Mic hunt


Now, why is it that serious conversations about microphones always decay into conversations about thsi sort of thing?


Cousins to Dick Burns obviously.

(TomS @ Jun. 06 2007,16:01)
Now, why is it that serious conversations about microphones always decay into conversations about thsi sort of thing?


At a guess, something to do with phallic symbology?????

(Bubbagump @ Jun. 06 2007,16:09)
Cousins to Dick Burns obviously.


…and while on the subject, does anybody know what happened to the recording engineer Mike Rophone?

Wasn’t Mike Rophone Lance’s real name, the guy who worked on the Bitch Slap sessions?


Yeah, but he used to say the same thing about a compuyter stick mic, and while it’s true, in a way, it is also not the best way to look at it, IMHO - I mean, one can make good music with a crappy guitar, but it is so much easier with a good guitar. Mics are instruments too!

I couldn’t agree more Tom. I’m with Vanclan on this, the more different mikes and types of mikes you have (within reason) the more chance you have of finding just the right one for the job.

But I still haven’t found anything that can make a bhodran sound anything better than a flatulent goat. :(

Don’t foget uncle Richard Noggin!

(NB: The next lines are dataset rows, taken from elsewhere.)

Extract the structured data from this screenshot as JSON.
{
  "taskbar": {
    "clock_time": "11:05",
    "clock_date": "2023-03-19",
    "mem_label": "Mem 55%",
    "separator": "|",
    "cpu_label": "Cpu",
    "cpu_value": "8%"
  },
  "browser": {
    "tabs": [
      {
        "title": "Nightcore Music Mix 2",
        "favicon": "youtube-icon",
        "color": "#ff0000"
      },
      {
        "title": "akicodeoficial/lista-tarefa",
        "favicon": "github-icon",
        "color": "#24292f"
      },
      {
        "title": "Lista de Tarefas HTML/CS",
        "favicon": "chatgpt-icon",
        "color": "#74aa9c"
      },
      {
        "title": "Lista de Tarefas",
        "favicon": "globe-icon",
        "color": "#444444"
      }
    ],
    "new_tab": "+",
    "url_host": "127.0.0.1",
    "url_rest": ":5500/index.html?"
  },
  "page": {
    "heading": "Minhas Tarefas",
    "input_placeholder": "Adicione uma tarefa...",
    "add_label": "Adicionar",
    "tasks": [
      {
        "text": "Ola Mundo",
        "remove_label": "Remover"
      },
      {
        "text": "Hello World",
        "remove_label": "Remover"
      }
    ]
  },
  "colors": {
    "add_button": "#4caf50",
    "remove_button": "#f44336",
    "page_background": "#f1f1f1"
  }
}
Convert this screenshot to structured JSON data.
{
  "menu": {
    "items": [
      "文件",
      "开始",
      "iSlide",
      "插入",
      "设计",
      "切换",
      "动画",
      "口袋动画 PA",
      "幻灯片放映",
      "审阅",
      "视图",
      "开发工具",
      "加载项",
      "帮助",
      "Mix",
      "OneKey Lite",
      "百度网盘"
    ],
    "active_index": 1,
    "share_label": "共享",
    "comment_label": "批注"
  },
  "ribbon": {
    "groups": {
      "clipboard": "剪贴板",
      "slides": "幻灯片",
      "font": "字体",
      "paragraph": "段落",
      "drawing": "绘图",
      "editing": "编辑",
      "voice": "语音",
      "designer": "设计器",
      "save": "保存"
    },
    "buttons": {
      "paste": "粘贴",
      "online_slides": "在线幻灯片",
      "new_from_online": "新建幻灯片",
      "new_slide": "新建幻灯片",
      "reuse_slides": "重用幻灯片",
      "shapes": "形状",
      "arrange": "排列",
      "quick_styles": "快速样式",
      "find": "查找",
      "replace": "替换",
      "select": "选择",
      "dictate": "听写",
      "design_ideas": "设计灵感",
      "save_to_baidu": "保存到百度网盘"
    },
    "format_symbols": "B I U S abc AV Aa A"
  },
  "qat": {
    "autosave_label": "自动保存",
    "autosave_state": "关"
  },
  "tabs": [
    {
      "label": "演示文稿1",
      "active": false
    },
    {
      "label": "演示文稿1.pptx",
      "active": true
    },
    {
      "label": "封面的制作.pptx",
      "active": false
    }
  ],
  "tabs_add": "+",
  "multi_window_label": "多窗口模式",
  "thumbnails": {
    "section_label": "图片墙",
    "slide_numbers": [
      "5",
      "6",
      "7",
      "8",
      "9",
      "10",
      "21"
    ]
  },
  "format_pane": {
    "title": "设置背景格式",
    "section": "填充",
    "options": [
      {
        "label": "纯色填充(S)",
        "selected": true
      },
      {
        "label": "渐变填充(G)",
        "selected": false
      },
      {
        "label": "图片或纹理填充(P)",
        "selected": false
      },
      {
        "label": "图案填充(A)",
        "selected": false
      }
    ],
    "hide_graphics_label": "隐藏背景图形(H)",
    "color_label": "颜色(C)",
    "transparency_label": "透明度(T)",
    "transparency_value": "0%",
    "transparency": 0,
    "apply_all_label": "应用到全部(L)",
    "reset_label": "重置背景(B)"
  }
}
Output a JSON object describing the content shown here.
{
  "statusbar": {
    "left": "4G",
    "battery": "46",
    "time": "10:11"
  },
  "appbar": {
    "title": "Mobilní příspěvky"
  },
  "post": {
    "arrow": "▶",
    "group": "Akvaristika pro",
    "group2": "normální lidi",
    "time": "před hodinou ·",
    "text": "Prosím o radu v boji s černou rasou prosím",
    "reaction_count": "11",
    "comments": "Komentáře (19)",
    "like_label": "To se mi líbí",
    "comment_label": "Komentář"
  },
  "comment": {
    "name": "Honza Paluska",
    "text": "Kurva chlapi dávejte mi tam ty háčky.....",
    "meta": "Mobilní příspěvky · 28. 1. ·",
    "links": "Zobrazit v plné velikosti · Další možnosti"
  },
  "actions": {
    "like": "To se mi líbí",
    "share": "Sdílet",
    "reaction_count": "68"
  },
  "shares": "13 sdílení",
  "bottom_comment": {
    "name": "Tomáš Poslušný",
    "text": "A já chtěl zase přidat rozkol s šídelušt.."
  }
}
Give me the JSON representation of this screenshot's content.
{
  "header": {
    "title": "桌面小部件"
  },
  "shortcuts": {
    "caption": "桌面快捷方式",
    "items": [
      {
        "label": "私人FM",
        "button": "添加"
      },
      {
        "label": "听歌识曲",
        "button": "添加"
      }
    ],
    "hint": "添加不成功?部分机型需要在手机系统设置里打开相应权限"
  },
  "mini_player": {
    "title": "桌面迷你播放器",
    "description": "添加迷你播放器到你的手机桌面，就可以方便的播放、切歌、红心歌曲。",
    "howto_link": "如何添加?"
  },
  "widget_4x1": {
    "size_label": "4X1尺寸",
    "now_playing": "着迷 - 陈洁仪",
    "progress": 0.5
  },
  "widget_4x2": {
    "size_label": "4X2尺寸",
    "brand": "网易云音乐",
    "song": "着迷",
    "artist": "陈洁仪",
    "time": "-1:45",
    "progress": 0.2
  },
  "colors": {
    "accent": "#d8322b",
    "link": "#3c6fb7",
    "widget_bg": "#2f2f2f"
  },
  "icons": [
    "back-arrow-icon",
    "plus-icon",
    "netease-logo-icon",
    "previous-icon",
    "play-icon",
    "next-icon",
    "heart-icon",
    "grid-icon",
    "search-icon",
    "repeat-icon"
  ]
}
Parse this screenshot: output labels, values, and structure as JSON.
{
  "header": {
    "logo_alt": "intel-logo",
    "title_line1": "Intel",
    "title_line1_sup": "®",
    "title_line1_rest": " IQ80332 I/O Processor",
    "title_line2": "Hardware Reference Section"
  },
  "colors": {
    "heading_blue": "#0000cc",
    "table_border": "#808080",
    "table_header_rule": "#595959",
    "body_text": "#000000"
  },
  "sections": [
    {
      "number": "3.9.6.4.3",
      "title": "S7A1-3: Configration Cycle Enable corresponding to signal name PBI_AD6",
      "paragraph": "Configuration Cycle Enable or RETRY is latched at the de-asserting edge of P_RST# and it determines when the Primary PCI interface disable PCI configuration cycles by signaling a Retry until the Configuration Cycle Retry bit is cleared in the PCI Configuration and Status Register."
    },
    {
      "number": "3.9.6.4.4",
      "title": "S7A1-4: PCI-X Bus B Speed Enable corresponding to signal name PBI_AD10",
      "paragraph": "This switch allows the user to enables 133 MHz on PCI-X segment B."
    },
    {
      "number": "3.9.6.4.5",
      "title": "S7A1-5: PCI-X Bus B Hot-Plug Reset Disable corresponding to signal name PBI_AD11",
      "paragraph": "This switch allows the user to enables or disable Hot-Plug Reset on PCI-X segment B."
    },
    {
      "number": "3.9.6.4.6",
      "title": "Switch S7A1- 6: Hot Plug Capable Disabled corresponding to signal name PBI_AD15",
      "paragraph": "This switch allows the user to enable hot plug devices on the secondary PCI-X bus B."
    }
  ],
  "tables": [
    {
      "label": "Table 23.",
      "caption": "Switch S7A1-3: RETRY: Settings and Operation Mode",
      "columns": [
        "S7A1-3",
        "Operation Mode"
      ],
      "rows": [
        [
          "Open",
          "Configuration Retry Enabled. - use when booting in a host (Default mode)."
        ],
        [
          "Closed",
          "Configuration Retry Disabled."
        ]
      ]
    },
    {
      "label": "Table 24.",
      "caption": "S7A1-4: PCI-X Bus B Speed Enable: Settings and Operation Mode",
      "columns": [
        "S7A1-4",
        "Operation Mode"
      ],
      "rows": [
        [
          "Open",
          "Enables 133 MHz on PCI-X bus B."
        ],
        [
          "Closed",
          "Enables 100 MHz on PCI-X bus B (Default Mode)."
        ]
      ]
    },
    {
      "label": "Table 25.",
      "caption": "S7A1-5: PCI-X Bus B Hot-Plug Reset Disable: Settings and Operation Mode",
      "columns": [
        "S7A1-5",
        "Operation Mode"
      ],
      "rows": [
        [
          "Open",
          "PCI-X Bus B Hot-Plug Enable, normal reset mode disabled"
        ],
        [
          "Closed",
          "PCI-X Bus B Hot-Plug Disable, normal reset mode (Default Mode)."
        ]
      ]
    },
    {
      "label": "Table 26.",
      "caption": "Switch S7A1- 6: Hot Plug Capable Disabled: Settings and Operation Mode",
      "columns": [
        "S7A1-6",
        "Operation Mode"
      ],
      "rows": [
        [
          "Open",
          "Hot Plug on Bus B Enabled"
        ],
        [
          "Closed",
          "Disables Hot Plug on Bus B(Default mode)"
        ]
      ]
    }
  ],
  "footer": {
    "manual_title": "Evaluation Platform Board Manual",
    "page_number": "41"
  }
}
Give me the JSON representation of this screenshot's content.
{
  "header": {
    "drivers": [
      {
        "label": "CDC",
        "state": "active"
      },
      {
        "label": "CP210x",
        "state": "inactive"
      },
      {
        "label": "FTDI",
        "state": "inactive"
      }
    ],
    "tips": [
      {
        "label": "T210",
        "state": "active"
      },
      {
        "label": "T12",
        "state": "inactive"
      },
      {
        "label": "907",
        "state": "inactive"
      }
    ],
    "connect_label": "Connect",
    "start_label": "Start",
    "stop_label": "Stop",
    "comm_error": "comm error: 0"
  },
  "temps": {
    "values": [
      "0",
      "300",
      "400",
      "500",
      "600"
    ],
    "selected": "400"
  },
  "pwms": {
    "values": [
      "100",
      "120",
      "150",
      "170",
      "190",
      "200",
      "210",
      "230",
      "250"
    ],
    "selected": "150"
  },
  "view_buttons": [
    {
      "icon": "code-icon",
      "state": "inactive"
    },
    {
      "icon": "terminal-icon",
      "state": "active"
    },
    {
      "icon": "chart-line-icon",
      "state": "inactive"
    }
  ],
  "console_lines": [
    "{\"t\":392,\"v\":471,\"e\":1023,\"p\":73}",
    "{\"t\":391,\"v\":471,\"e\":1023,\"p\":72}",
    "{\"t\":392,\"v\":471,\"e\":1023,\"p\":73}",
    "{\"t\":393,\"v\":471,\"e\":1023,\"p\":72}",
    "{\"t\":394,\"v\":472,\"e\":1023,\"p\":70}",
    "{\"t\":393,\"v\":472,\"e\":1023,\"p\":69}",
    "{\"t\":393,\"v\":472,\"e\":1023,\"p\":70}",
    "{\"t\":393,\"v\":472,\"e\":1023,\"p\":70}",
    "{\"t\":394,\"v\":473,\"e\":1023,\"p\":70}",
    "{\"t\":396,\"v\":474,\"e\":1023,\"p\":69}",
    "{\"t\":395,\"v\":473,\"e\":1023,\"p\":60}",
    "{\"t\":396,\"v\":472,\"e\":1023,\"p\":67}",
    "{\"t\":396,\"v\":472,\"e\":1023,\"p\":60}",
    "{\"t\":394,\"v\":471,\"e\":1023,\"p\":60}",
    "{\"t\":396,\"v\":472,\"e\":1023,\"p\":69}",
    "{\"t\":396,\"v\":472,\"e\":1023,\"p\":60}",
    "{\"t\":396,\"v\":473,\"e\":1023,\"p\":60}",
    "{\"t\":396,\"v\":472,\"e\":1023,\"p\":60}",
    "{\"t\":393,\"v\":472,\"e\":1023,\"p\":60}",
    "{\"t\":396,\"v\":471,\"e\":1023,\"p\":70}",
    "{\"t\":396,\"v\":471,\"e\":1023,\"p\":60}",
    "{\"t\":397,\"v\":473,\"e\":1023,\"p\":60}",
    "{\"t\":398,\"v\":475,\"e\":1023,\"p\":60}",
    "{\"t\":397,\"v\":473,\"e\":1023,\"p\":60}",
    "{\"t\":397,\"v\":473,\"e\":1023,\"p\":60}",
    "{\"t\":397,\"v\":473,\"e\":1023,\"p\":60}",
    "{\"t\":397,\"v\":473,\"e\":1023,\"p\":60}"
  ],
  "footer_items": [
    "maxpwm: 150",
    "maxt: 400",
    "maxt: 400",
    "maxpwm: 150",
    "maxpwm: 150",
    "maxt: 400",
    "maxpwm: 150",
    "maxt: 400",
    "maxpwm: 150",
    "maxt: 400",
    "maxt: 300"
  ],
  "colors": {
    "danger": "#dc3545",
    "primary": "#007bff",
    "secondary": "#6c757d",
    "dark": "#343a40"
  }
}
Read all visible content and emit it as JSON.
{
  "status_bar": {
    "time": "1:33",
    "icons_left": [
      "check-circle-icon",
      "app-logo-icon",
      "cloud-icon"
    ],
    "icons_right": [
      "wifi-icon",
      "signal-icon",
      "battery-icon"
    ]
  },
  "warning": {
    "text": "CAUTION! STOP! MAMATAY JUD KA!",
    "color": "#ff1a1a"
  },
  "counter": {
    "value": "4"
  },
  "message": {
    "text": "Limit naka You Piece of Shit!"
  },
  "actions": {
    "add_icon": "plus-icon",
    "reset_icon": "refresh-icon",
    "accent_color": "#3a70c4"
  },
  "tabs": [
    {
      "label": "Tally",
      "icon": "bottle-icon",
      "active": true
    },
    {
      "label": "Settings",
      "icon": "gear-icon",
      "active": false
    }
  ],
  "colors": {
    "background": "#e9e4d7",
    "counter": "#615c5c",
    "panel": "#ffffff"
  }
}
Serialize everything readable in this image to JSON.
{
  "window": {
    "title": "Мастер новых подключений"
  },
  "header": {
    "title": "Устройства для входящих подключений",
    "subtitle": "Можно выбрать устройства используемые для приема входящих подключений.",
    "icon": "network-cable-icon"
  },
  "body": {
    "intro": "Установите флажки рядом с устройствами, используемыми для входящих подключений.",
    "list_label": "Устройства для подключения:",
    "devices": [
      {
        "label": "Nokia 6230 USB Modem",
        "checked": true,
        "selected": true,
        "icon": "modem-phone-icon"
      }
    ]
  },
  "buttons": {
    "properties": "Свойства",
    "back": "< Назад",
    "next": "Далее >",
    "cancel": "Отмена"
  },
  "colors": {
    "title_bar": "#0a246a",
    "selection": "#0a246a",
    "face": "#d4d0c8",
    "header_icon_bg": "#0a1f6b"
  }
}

Giz, I saw the Chieftans in a video a while back, with Kevin Conneff playing through an sm57 - and it sounded fabulous. That sort of surprised me. We have a cheapo bodhran we got through Lark in the Morning, and it sounds pretty nice in our living room, but darned if I can make it sound good recorded either. Then again I don’t know how to play it, even after watching the video, you’d think it’d be simple, I mean, it’s just a stupid simple drum, about as simple as they get… :)

But a flatulent goat - that’s a bassoon, isn’t it?

Bodhran jokes:


That’s what I use on it too, an SM57. I’ve tried other mikes but nothing sounds any better.

I’ve given up trying to find the spot with EQ that brings out the sharp transient percussive hit sound, the player changes his hand position and pressure so much that by the time I find it, it’s gone. I’m talking live on stage here, I haven’t actually tried recording it yet.

So I just concentrate on letting it be a kind of, almost subliminal, rhythmic rumble. It seems to work that way. But it’s more an atmospheric pad than a drum.

As for playing it, I know my limitations. I just mix and leave that stuff to the bands. :D

A couple of good omnis and a Jecklyn disk… try it. Or even just one omni.